KARACHI – Pakistani all-rounder Shahid Afridi will come out next year with his autobiography, in which he opens up about his “rivalries and alliances”, particularly those with India, as well as his infatuation with the military and his take on politics.
“Shahid Afridi: An Autobiography”, written with journalist Wajahat S Khan, is an account of one of modern-day cricket’s most controversial and high-achieving practitioners, who in 1996, as a 16-year-old, hammered a record-breaking 37-ball century.
Afridi currently holds the distinction of having hit the most number of sixes in the history of ODI cricket as well as the most wickets (97) and man-of-the-match awards in T20 Internationals.
HarperCollins India has acquired world rights to the autobiography which will be released in 2017. The publisher has dubbed the book as “big-hitting and no holds barred”.
“In all my years of cricket, I’ve given hundreds of interviews and done dozens of TV shows, but what you will read in my memoir are the stories and thoughts I’ve never shared openly. I have a lot to say: about my confidence, my fears, my adversaries, my ambitions, my goals and failures,” Afridi said about the book.
“In the book, I’ve opened up about my rivalries and my alliances, particularly those with India, as well as my infatuation with the military and my take on politics. It was a tall order to get myself ready to do this, but I’m proud to join hands with a fine storyteller and journalist like Wajahat bhai. I’m also thankful to my publishers for giving me the space to be myself.”
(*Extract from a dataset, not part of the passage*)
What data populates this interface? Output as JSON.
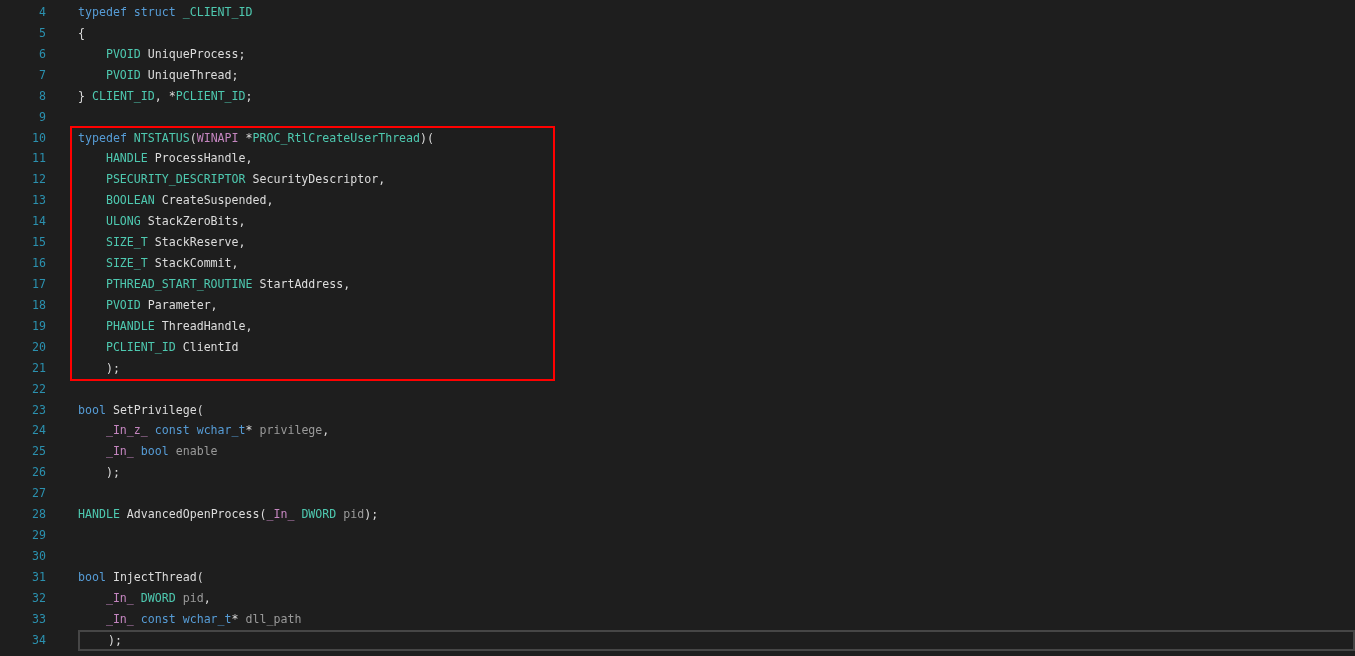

Khan says about his association with the book, “He may be the most in-your-face cricketer Pakistan – or even South Asia – has ever produced, but Afridi isn’t an open-and-shut case to study. Interviewing and working with one of the greatest – and most complicated – cricketing icons wasn’t just exciting, it was also quite scary.
“Getting inside his head is like bowling to the man. You never know what may happen when you get within range. ‘Shahid Afridi: An Autobiography’ is not just about Afridi and Pakistan cricket, but also about the other Afridi’s we haven’t heard about: the lost kid with the singular focus of pulling his parents out of poverty, the desperate captain trying not to snitch on his corrupt teammates, the gallant Pashtun centurion staring down a hostile Indian crowd.”
Publisher and chief editor of HarperCollins India Karthika VK say she is delighted to publish the autobiography.
“It will be a great addition to the Harper Sports list and I look forward to working with him and Wajahat to make a memorable book,” she says.-Online